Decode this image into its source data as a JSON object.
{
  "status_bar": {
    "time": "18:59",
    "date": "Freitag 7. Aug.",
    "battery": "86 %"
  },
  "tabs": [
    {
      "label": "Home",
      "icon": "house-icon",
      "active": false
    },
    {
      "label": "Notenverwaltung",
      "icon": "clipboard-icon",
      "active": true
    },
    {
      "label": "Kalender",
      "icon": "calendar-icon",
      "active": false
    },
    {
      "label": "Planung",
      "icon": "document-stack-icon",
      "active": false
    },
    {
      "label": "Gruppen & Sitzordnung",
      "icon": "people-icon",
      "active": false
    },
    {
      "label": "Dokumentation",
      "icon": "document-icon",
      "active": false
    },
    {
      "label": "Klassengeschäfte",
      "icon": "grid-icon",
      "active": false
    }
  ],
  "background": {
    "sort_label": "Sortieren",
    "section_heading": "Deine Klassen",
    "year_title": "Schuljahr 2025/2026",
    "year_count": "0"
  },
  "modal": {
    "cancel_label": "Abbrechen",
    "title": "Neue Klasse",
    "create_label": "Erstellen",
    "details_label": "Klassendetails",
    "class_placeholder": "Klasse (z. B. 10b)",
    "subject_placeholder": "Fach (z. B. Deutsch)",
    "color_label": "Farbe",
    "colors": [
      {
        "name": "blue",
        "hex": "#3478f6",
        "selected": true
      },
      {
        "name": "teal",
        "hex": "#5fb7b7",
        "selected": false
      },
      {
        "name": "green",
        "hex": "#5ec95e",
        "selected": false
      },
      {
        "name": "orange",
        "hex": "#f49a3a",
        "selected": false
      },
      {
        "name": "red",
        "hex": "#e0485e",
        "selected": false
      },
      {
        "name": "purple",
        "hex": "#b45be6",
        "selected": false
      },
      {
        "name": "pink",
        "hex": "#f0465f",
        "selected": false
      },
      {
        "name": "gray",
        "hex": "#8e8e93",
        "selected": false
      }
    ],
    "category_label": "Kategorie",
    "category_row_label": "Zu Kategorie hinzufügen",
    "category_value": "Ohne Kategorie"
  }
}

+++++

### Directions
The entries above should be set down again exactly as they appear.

### Answer box
Decode this image into its source data as a JSON object.
{
  "status_bar": {
    "time": "18:59",
    "date": "Freitag 7. Aug.",
    "battery": "86 %"
  },
  "tabs": [
    {
      "label": "Home",
      "icon": "house-icon",
      "active": false
    },
    {
      "label": "Notenverwaltung",
      "icon": "clipboard-icon",
      "active": true
    },
    {
      "label": "Kalender",
      "icon": "calendar-icon",
      "active": false
    },
    {
      "label": "Planung",
      "icon": "document-stack-icon",
      "active": false
    },
    {
      "label": "Gruppen & Sitzordnung",
      "icon": "people-icon",
      "active": false
    },
    {
      "label": "Dokumentation",
      "icon": "document-icon",
      "active": false
    },
    {
      "label": "Klassengeschäfte",
      "icon": "grid-icon",
      "active": false
    }
  ],
  "background": {
    "sort_label": "Sortieren",
    "section_heading": "Deine Klassen",
    "year_title": "Schuljahr 2025/2026",
    "year_count": "0"
  },
  "modal": {
    "cancel_label": "Abbrechen",
    "title": "Neue Klasse",
    "create_label": "Erstellen",
    "details_label": "Klassendetails",
    "class_placeholder": "Klasse (z. B. 10b)",
    "subject_placeholder": "Fach (z. B. Deutsch)",
    "color_label": "Farbe",
    "colors": [
      {
        "name": "blue",
        "hex": "#3478f6",
        "selected": true
      },
      {
        "name": "teal",
        "hex": "#5fb7b7",
        "selected": false
      },
      {
        "name": "green",
        "hex": "#5ec95e",
        "selected": false
      },
      {
        "name": "orange",
        "hex": "#f49a3a",
        "selected": false
      },
      {
        "name": "red",
        "hex": "#e0485e",
        "selected": false
      },
      {
        "name": "purple",
        "hex": "#b45be6",
        "selected": false
      },
      {
        "name": "pink",
        "hex": "#f0465f",
        "selected": false
      },
      {
        "name": "gray",
        "hex": "#8e8e93",
        "selected": false
      }
    ],
    "category_label": "Kategorie",
    "category_row_label": "Zu Kategorie hinzufügen",
    "category_value": "Ohne Kategorie"
  }
}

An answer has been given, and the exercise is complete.